The Museum's claustrophobic black hallways thread their way through a world of immoderate cars, coats, jewelry, and firearms. Elvis's gold karate card is a featured exhibit, as is his safety-orange toilet seat cover and furry bathroom scale.
His "Shazam" pimp hat is here, so named because an awestruck Elvis uttered, "Shazam!" when he first saw it. The hat went well with Elvis's 1973 Lincoln Continental, also here, with its fur-lined doors, back-seat bar, and television. "He saw it in the movie 'Shaft'," a sign explains, "and liked it so well that he purchased it for his own personal use."
What makes an Elvis museum special are the otherwise mundane items that are now display-worthy simply because they were once touched by The King. Where else, for example, would people pay to see someone else's bedroom sheets, or his swim trunks, or his set of World Book Encyclopedias?
Elvis, a sign informs us, "owned an extensive personal library of books," and the examples on display include a dog-eared copy of The Omen and a slip-covered edition of The Art of Living, whose aphorisms were later turned into a line of Hallmark greeting cards.
The first dollar that Elvis ever earned is juxtaposed with a special Bicentennial edition of the Bible. Then there are the famous fan panties -- several pair of silk lingerie underpants, hurled by female admirers onto the stage at Elvis concerts, and then draped by Elvis over the head of his bass singer, J.D. Sumner. "These panties were saved by J.D. as a reminder of the fun-loving practical joker Elvis was."
Elvis's Drug Enforcement Agency sweat suit is exhibited as well, although not in any ironic way.
Tragedy and mortality are liberally applied here. Visitors can see Elvis's last tour bottles of Brute cologne and Prell shampoo, his last tube of Crest toothpaste, and "ace bandages used for wrapping his ankles swollen from weight gain." His final sunglasses and racquetball are displayed separately from the other exhibits, as both were used on the day before he died.

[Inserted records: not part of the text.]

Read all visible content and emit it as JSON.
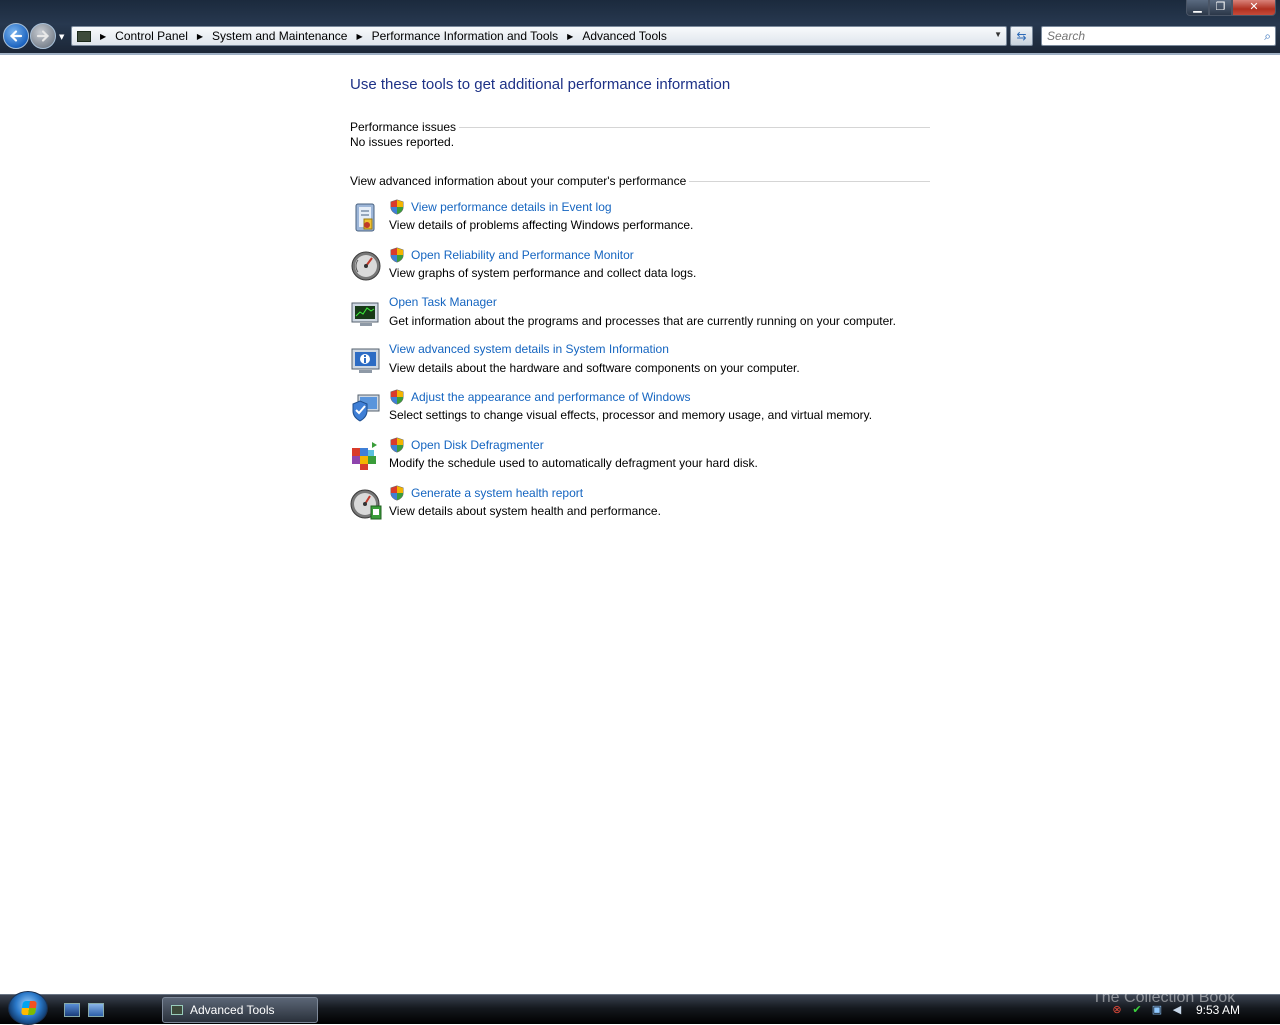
{
  "window": {
    "minimize_label": "▁",
    "maximize_label": "❐",
    "close_label": "✕"
  },
  "nav": {
    "back_icon": "back-arrow-icon",
    "forward_icon": "forward-arrow-icon"
  },
  "address": {
    "crumbs": [
      "Control Panel",
      "System and Maintenance",
      "Performance Information and Tools",
      "Advanced Tools"
    ]
  },
  "search": {
    "placeholder": "Search"
  },
  "main": {
    "title": "Use these tools to get additional performance information",
    "perf_issues_heading": "Performance issues",
    "perf_issues_status": "No issues reported.",
    "advanced_heading": "View advanced information about your computer's performance",
    "tools": [
      {
        "link": "View performance details in Event log",
        "desc": "View details of problems affecting Windows performance.",
        "icon": "event-log-icon",
        "shield": true
      },
      {
        "link": "Open Reliability and Performance Monitor",
        "desc": "View graphs of system performance and collect data logs.",
        "icon": "performance-monitor-icon",
        "shield": true
      },
      {
        "link": "Open Task Manager",
        "desc": "Get information about the programs and processes that are currently running on your computer.",
        "icon": "task-manager-icon",
        "shield": false
      },
      {
        "link": "View advanced system details in System Information",
        "desc": "View details about the hardware and software components on your computer.",
        "icon": "system-information-icon",
        "shield": false
      },
      {
        "link": "Adjust the appearance and performance of Windows",
        "desc": "Select settings to change visual effects, processor and memory usage, and virtual memory.",
        "icon": "visual-effects-icon",
        "shield": true
      },
      {
        "link": "Open Disk Defragmenter",
        "desc": "Modify the schedule used to automatically defragment your hard disk.",
        "icon": "disk-defragmenter-icon",
        "shield": true
      },
      {
        "link": "Generate a system health report",
        "desc": "View details about system health and performance.",
        "icon": "system-health-icon",
        "shield": true
      }
    ]
  },
  "taskbar": {
    "task_label": "Advanced Tools",
    "clock": "9:53 AM",
    "watermark": "The Collection Book"
  },
  "colors": {
    "link": "#1565c0",
    "title": "#1e3287",
    "chrome": "#1b2a3d"
  }
}
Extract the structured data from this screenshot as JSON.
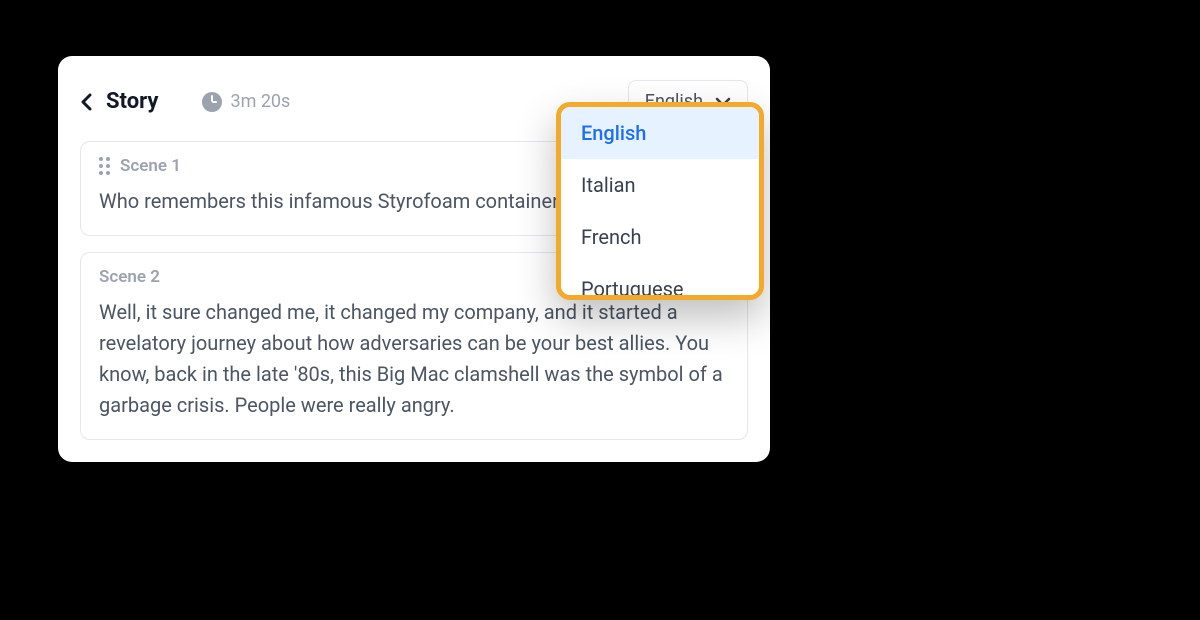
{
  "header": {
    "title": "Story",
    "duration": "3m 20s"
  },
  "language_selector": {
    "selected": "English",
    "options": [
      "English",
      "Italian",
      "French",
      "Portuguese"
    ]
  },
  "scenes": [
    {
      "title": "Scene 1",
      "text": "Who remembers this infamous Styrofoam container?",
      "draggable": true
    },
    {
      "title": "Scene 2",
      "text": "Well, it sure changed me, it changed my company, and it started a revelatory journey about how adversaries can be your best allies.   You know, back in the late '80s, this Big Mac clamshell was the symbol of a garbage crisis. People were really angry.",
      "draggable": false
    }
  ]
}
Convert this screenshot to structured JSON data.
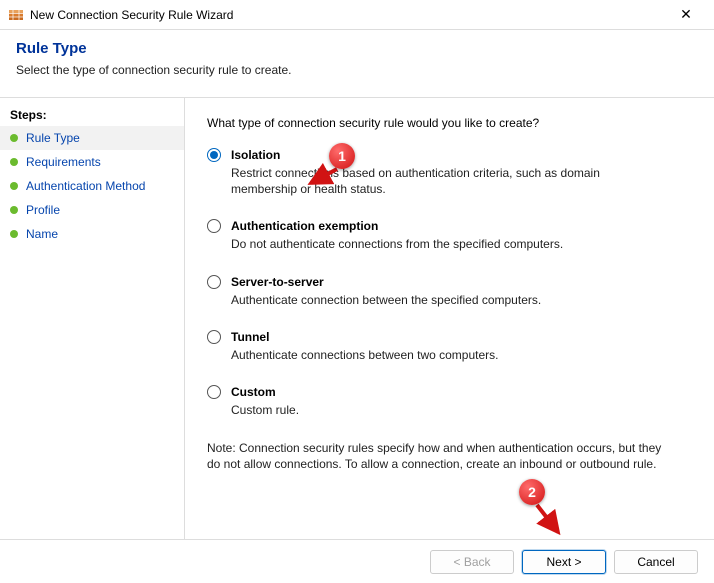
{
  "window": {
    "title": "New Connection Security Rule Wizard",
    "close_label": "✕"
  },
  "header": {
    "title": "Rule Type",
    "subtitle": "Select the type of connection security rule to create."
  },
  "sidebar": {
    "steps_label": "Steps:",
    "items": [
      {
        "label": "Rule Type",
        "current": true
      },
      {
        "label": "Requirements",
        "current": false
      },
      {
        "label": "Authentication Method",
        "current": false
      },
      {
        "label": "Profile",
        "current": false
      },
      {
        "label": "Name",
        "current": false
      }
    ]
  },
  "main": {
    "question": "What type of connection security rule would you like to create?",
    "options": [
      {
        "key": "isolation",
        "label": "Isolation",
        "desc": "Restrict connections based on authentication criteria, such as domain membership or health status.",
        "selected": true
      },
      {
        "key": "auth-exemption",
        "label": "Authentication exemption",
        "desc": "Do not authenticate connections from the specified computers.",
        "selected": false
      },
      {
        "key": "server-to-server",
        "label": "Server-to-server",
        "desc": "Authenticate connection between the specified computers.",
        "selected": false
      },
      {
        "key": "tunnel",
        "label": "Tunnel",
        "desc": "Authenticate connections between two computers.",
        "selected": false
      },
      {
        "key": "custom",
        "label": "Custom",
        "desc": "Custom rule.",
        "selected": false
      }
    ],
    "note": "Note:  Connection security rules specify how and when authentication occurs, but they do not allow connections.  To allow a connection, create an inbound or outbound rule."
  },
  "footer": {
    "back": "< Back",
    "next": "Next >",
    "cancel": "Cancel"
  },
  "annotations": {
    "badge1": "1",
    "badge2": "2"
  }
}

Rival Elvis collections have fallen off of the charts, including the Elvis-A-Rama Experience and the Elvis Is Alive! Museum. But the Pigeon Forge museum continues its long run, part of a complex that includes the obligatory Elvis gift shop as well as the unique "TCB Suite," where fans can spend the night surrounded by Elvis collectibles -- as if they could sleep after seeing artifacts such as Elvis's solid state Panasonic pop-up mini-TV and two sets of his x-rays.